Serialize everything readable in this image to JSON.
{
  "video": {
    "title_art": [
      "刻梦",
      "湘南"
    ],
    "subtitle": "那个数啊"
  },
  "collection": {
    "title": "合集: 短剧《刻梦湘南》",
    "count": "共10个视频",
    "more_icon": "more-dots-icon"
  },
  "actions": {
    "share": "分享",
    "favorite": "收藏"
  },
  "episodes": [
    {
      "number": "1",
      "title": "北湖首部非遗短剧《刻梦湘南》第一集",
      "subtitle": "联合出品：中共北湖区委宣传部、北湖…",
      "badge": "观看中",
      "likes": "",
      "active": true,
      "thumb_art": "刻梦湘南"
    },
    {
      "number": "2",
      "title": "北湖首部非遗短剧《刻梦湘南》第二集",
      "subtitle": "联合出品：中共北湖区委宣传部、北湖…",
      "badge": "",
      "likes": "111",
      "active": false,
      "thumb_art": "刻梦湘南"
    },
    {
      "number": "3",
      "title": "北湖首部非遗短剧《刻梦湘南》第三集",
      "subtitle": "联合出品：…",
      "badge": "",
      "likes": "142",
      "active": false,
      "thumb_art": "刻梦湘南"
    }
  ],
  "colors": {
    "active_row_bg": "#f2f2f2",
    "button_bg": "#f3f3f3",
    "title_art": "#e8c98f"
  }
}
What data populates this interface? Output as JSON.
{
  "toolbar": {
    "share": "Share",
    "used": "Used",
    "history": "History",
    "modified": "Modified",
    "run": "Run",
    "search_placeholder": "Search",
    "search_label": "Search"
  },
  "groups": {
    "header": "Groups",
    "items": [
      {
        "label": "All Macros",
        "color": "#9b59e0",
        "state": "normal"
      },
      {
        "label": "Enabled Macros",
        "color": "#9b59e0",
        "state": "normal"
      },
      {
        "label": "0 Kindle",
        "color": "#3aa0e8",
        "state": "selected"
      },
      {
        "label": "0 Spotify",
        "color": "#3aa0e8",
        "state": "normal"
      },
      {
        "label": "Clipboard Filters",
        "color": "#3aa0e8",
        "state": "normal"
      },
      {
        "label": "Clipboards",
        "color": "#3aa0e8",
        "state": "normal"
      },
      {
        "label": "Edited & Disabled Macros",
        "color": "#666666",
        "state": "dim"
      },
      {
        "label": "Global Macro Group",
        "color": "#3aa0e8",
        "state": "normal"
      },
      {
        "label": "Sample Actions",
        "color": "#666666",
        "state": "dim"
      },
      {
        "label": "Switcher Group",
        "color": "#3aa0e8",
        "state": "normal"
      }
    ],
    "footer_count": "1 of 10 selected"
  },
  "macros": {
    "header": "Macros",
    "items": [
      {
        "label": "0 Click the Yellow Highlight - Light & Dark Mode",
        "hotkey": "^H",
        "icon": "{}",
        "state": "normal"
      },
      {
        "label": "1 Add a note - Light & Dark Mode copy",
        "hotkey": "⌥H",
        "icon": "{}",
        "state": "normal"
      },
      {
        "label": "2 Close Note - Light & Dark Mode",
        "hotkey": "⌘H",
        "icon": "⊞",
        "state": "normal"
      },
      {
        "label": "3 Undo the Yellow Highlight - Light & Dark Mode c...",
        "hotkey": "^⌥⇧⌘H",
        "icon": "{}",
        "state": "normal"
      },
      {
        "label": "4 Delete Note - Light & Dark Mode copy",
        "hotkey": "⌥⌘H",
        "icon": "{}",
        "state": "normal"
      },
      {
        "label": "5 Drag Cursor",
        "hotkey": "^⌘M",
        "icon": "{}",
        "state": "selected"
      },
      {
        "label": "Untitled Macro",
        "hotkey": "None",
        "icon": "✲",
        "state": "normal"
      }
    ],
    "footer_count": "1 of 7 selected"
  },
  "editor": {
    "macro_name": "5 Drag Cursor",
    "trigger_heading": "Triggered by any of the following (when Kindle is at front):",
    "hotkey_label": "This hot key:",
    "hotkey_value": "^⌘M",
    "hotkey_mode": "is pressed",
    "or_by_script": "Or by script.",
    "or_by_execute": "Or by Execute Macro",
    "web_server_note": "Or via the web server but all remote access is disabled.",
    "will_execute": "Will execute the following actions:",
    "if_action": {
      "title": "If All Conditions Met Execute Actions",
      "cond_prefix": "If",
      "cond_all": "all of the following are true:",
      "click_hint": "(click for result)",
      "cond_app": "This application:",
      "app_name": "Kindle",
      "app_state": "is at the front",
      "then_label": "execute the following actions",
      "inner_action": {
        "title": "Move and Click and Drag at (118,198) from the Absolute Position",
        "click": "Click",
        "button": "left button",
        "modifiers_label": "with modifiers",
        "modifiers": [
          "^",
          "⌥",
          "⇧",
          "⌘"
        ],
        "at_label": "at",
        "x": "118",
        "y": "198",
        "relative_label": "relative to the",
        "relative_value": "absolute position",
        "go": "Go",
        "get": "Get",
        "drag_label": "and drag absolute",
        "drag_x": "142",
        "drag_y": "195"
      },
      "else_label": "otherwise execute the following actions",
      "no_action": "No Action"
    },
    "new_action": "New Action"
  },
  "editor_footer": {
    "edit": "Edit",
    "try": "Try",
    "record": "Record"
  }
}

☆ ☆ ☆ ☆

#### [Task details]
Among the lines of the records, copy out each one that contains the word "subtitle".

#### [Written reply]
    "subtitle": "那个数啊"
      "subtitle": "联合出品：中共北湖区委宣传部、北湖…",
      "subtitle": "联合出品：中共北湖区委宣传部、北湖…",
      "subtitle": "联合出品：…",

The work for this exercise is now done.